Brilliant study of the meshing of urbanization and gold mining in Johannesburg, South Africa by Dorothy Tang and Andrew Watkins (on Design Observer). As mentioned in the article and accompanying photo essay; “ In particular, the 80-kilometer mining belt between the two cities is riddled by deep-shaft mines, where companies built an extensive network of underground tunnels and moved large amounts of earth to the surface. These operations have weakened geological strata, disrupted natural drainage patterns and altered ecological habitat. The original semi-arid grasslands ecology is now converted to an urban forest, and sediment from mining waste has blocked natural waterways, unexpectedly creating wetlands with rich bird habitat.“
While mining and urban areas is not necessarily a different scenario (the many sand and gravel pits around cities have a similar pattern) – the cyanide-extraction method of gold mines makes them especially toxic neighbors – especially when coupled with adjacent areas of poverty.
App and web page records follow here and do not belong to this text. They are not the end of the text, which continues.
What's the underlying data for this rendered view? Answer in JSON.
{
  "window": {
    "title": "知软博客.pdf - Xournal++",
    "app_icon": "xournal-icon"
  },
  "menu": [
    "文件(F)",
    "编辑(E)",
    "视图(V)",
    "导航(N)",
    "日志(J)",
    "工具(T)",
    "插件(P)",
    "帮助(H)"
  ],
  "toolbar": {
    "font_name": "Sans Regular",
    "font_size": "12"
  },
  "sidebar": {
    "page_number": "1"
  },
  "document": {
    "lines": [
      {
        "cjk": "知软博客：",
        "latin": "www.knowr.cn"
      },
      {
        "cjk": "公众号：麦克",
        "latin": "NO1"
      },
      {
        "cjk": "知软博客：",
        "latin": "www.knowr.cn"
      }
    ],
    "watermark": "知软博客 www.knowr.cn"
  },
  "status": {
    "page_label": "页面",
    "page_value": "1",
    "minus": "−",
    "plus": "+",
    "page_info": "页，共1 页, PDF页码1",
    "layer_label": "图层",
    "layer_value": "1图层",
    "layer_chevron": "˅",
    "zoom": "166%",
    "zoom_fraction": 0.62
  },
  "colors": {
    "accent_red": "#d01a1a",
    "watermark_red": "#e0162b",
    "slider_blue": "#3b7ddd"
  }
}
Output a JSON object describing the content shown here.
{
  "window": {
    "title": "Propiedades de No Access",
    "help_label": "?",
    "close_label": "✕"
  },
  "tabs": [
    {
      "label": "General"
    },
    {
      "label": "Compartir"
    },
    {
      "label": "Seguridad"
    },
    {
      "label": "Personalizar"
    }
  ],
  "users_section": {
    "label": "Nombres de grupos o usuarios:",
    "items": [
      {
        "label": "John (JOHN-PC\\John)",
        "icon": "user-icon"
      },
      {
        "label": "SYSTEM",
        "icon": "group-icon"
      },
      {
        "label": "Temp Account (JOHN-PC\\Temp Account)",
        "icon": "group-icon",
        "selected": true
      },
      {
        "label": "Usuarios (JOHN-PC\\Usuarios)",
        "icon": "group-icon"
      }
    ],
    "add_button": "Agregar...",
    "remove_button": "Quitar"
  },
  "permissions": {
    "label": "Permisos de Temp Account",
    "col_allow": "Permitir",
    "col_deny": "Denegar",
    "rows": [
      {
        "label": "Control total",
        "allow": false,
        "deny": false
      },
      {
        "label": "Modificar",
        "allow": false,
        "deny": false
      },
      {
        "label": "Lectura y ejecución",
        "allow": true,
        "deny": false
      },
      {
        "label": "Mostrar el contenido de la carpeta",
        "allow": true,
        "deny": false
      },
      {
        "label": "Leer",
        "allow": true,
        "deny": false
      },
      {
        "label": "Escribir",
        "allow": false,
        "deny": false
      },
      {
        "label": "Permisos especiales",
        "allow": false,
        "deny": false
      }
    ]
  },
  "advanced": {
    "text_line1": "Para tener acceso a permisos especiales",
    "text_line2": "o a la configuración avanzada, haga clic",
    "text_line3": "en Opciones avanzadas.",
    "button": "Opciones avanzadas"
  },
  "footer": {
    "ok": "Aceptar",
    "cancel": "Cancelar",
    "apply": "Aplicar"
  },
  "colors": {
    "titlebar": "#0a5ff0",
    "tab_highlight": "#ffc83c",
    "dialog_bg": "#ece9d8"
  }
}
The overall urban pattern that emerges pairs the informal settlements with gold mining particularly on the fringes of the urban area.
Some of the diagrams show the processes of mining on a macro and site specific scale – which is helpful for understanding the complexities of the process.
In addition to analysis, there is thought of opportunities and solutions that take advantage of these new ecologies that have emerged – as Tang & Watkins propose: “While Johannesburg and Ekurhuleni face grave environmental challenges, including contaminated soils, acid mine drainage, undermined land and scarce water resources, it is also important to recognize the possibilities found in the existing regional infrastructure of pipelines and the large quantities of land being released for use. Currently operating gold mining companies recognize the environmental challenges they face and are actively pursuing more sustainable mining practices. Informal settlements are finding productive political strategies and are maintaining a positive entrepreneurial nature. The scarce water resources of the Witwatersrand are a critical entry point for landscape interventions, especially in relation to the provision of sanitation and the remediation of acid mine drainage. Can gold mining and informal settlements, two seemingly disparate players in the region, provide solutions for the future development of the “Ridge of White Waters”?
:: image via Design Observer
Read much more and see the entire slideshow here.